[EXERCISE INSTRUCTIONS]: The records that follow must be repeated exactly, minus the images.

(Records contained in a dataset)
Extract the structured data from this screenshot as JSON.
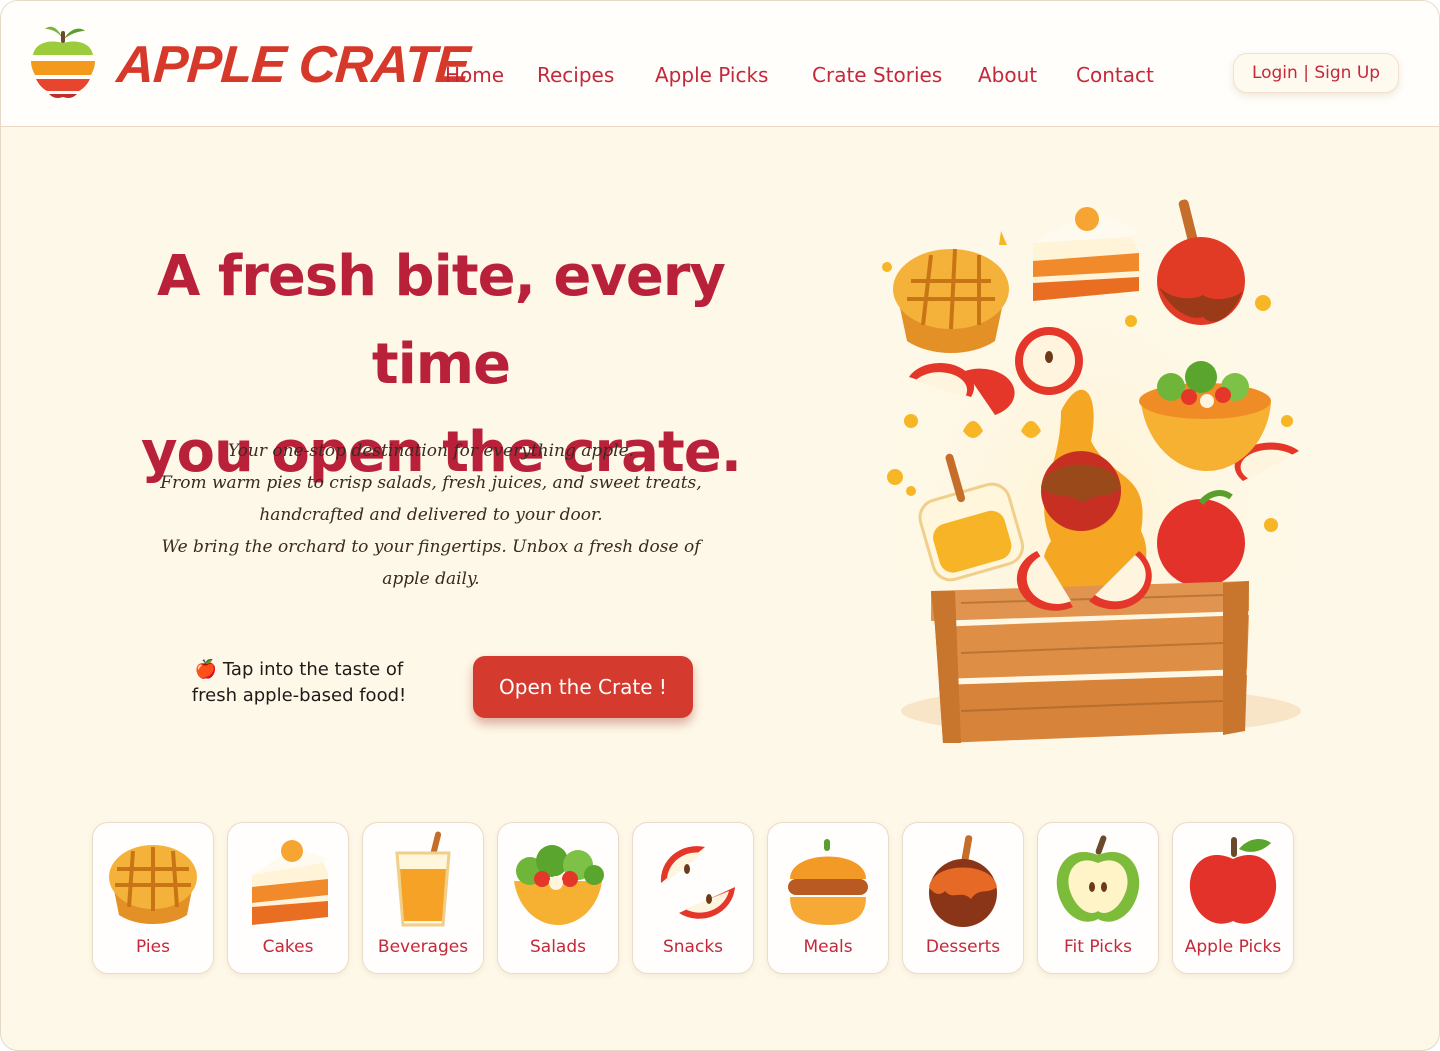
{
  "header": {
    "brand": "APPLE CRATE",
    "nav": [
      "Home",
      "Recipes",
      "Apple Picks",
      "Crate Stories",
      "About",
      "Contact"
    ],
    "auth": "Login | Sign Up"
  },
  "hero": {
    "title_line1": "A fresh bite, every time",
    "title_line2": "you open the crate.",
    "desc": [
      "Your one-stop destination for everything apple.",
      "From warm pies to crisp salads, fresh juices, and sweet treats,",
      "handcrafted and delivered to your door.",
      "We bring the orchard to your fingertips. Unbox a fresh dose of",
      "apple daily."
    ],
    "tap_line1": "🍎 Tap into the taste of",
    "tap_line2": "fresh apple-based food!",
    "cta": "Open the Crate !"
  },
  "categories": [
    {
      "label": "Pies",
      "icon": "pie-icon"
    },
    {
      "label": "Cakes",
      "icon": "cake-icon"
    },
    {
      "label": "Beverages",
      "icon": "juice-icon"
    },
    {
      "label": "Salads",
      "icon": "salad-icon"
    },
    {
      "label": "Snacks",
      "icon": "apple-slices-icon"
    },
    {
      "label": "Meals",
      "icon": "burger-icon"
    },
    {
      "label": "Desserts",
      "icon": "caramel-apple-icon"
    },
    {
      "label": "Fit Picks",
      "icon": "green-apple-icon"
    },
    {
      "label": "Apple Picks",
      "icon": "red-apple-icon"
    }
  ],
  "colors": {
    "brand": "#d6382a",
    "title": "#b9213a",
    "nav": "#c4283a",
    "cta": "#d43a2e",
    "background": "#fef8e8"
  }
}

[YOUR RESPONSE]:
Extract the structured data from this screenshot as JSON.
{
  "header": {
    "brand": "APPLE CRATE",
    "nav": [
      "Home",
      "Recipes",
      "Apple Picks",
      "Crate Stories",
      "About",
      "Contact"
    ],
    "auth": "Login | Sign Up"
  },
  "hero": {
    "title_line1": "A fresh bite, every time",
    "title_line2": "you open the crate.",
    "desc": [
      "Your one-stop destination for everything apple.",
      "From warm pies to crisp salads, fresh juices, and sweet treats,",
      "handcrafted and delivered to your door.",
      "We bring the orchard to your fingertips. Unbox a fresh dose of",
      "apple daily."
    ],
    "tap_line1": "🍎 Tap into the taste of",
    "tap_line2": "fresh apple-based food!",
    "cta": "Open the Crate !"
  },
  "categories": [
    {
      "label": "Pies",
      "icon": "pie-icon"
    },
    {
      "label": "Cakes",
      "icon": "cake-icon"
    },
    {
      "label": "Beverages",
      "icon": "juice-icon"
    },
    {
      "label": "Salads",
      "icon": "salad-icon"
    },
    {
      "label": "Snacks",
      "icon": "apple-slices-icon"
    },
    {
      "label": "Meals",
      "icon": "burger-icon"
    },
    {
      "label": "Desserts",
      "icon": "caramel-apple-icon"
    },
    {
      "label": "Fit Picks",
      "icon": "green-apple-icon"
    },
    {
      "label": "Apple Picks",
      "icon": "red-apple-icon"
    }
  ],
  "colors": {
    "brand": "#d6382a",
    "title": "#b9213a",
    "nav": "#c4283a",
    "cta": "#d43a2e",
    "background": "#fef8e8"
  }
}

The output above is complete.